Space resource utilization of dominant species integrates abundance- and functional-based processes for better predictions of plant diversity dynamics

Cite this dataset

Zhang, Pengfei (2022). Space resource utilization of dominant species integrates abundance- and functional-based processes for better predictions of plant diversity dynamics [Dataset]. Dryad. https://doi.org/10.5061/dryad.tqjq2bw3k

Abstract

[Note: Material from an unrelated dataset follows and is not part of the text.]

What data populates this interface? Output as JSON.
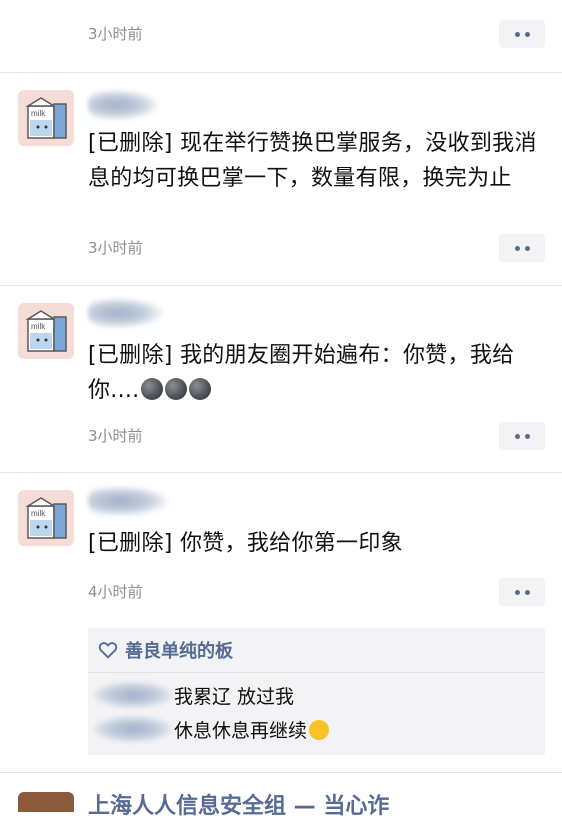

Sustainable ecosystem management relies on our ability to predict changes in plant diversity and to understand the underlying mechanisms. Empirical evidence demonstrates that abundance- and functional-based processes simultaneously explain the loss of plant diversity in response to human activities. Recently, a novel indicator based on percent cover (CoverD) and maximum height (HeightD) of the dominant plant species – Space Resource Utilization (SRUD) – has proven to give robust and better predictions of plant diversity dynamics than community biomass. Whether the superior predictive ability of SRUD is due to its capacity to simultaneously capture abundance- and functional-based processes remains unknown. Here, we tested this hypothesis by quantifying mechanistic links between changes in SRUD and biodiversity in response to nutrients and herbivores. Furthermore, we assessed the relative contribution of dominant, intermediate, and rare species to reduced density of individuals by combining null model analysis with field experiments. We found that SRUD successfully captured changes in ground-level light availability and changes in the number of individuals to predict plant diversity dynamics, and each of CoverD and HeightD partly and independently contributed to both processes. Comparative results from null model analysis and field experiments confirmed that individual losses of dominant, intermediate, and rare species followed non-random processes. Specifically, compared with random loss process, rare species lost proportionally more individuals and thus disproportionately contributed to species loss, while dominant and intermediate species lost less. Our results demonstrate that SRUD captures both abundance- and functional-based processes thus explaining why SRUD provides more accurate predictions of changes in species diversity. Given that rare species can play an important role in shaping community structure, resisting against invasion, impacting higher trophic levels, and providing multiple ecosystem functions, reducing the SRU of dominant species could alleviate the risk of exclusion of rare species by mitigating abundance- and functional-based competition processes.

Methods

Species level height, cover, biomass and abundance were obtained directly from field survey of quadrat. species level sru is obtained by multiplying the height and cover of the species. community level biomass, abundance and sru were obtained by adding species level biomass, abundance and sru, respectively.

Funding

National Natural Science Foundation of China, Award: 32101267